Conceptions of language representation are changing. Words are not static entries in a mental dictionary. Instead they are part of human communication, ever contextualised in people and their lives, languages, meanings, interactions, and selves. In bringing together lead researchers in the various relevant disciplines, Aneta Pavlenko produces a compelling account of this important new perspective as it applies to bilingualism. Despite its interdisciplinarity, this is rigorous research, with each approach following its own characteristic steps. It is exciting too, as together these chapters reveal the intricate rhythms of the bilingual lexicon. The approach, and Pavlenko’s enthusiasm, are catching.

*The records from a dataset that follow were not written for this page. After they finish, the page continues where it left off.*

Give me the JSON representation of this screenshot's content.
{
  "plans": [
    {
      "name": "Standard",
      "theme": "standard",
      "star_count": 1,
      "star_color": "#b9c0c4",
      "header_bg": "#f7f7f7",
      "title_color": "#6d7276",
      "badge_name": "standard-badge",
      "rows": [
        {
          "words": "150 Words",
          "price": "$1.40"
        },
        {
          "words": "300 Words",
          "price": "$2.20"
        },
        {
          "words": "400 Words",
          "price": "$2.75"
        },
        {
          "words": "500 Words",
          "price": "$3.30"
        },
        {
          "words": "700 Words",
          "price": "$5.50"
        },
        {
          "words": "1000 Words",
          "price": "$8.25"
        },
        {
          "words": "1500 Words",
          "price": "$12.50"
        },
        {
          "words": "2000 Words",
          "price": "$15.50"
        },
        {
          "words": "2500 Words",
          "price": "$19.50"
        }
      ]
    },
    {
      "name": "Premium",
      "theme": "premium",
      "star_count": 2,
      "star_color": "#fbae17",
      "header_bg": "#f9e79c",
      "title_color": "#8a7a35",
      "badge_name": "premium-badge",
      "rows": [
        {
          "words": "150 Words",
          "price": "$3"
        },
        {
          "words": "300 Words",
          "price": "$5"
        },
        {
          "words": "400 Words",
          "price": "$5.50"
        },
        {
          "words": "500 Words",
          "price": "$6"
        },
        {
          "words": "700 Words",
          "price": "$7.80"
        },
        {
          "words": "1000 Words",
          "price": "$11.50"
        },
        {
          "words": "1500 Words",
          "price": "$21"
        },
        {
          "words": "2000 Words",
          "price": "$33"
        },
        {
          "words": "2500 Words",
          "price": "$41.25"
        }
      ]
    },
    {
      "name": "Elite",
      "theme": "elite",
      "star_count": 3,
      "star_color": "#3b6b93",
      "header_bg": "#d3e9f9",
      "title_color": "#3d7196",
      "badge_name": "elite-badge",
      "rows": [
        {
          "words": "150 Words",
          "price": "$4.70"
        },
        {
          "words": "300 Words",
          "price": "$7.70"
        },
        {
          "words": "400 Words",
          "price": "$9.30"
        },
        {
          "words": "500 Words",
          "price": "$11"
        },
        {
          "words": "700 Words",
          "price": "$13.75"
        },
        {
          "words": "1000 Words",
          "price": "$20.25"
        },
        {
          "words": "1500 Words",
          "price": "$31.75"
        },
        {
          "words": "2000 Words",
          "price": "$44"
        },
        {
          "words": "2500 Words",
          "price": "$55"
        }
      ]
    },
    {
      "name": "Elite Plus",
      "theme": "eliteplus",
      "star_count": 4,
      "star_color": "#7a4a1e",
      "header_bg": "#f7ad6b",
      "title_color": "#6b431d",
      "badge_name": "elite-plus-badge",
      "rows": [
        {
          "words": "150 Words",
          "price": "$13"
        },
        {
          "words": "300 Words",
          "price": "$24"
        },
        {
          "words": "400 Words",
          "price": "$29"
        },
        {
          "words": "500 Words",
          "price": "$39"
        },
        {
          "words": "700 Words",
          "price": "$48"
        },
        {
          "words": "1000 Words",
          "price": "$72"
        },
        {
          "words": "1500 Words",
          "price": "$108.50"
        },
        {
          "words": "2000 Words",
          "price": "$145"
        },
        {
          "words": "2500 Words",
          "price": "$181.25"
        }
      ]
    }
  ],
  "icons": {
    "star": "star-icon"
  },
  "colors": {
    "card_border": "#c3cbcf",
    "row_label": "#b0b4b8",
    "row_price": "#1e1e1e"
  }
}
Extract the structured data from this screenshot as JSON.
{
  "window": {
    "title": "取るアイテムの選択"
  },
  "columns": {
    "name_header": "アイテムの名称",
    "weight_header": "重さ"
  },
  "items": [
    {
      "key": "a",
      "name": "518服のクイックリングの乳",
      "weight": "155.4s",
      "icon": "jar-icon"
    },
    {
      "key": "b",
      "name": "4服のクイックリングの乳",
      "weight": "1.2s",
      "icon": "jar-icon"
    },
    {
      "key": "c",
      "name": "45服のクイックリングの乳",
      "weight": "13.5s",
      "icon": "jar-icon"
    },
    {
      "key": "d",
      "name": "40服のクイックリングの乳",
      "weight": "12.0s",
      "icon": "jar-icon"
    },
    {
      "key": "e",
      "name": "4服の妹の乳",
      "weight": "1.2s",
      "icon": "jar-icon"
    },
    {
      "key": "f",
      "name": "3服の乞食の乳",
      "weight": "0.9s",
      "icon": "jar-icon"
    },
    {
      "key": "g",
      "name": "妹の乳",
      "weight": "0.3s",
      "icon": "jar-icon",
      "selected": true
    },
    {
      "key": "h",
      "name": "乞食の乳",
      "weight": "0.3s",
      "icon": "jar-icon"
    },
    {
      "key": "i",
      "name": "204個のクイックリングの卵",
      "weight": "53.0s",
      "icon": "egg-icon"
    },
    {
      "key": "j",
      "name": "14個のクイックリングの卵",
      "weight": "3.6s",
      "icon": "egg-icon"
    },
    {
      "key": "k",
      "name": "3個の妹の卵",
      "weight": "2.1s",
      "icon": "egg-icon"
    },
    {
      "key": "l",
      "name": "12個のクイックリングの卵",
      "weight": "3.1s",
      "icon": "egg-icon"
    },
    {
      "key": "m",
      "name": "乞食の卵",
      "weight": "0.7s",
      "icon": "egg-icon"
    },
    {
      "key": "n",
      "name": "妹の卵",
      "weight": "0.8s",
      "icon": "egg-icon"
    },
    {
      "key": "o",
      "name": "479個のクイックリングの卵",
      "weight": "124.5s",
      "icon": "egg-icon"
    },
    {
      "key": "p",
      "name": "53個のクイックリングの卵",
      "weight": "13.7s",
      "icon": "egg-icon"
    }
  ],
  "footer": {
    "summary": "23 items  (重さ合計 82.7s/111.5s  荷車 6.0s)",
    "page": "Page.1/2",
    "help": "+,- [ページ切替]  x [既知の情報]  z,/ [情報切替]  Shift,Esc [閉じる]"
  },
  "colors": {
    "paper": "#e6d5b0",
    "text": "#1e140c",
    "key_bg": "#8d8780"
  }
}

This is a vibrant and readable volume – pick it up, and join the dance.
Nick Ellis, University of Michigan